# THE PROBLEM:
What is needed is the number of lines below that contain the string "retweets", with no other text.

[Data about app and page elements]
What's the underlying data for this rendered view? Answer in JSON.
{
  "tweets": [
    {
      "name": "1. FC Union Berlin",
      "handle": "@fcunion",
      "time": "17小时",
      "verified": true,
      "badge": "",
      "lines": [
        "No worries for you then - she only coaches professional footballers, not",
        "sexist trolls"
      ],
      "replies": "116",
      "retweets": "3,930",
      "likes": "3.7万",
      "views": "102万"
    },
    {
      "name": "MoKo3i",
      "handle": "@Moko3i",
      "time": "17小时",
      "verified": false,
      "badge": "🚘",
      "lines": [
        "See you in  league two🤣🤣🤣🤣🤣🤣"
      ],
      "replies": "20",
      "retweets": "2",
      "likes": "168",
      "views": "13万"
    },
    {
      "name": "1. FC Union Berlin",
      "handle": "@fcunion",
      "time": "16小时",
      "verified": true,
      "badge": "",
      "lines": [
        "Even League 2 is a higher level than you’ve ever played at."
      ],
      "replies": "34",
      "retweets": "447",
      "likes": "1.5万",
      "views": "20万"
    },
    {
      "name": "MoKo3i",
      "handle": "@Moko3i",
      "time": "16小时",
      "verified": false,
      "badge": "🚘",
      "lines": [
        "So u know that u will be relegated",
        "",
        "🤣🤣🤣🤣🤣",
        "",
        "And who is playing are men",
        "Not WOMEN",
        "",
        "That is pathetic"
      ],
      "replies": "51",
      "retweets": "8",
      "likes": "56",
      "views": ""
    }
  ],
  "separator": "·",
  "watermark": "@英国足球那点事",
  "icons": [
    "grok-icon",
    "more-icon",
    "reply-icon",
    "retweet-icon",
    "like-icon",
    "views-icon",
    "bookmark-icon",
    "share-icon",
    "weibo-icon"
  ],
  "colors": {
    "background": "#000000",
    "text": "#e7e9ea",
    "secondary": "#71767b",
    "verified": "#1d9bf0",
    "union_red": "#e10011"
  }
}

# THE COMPLETED TASK:
4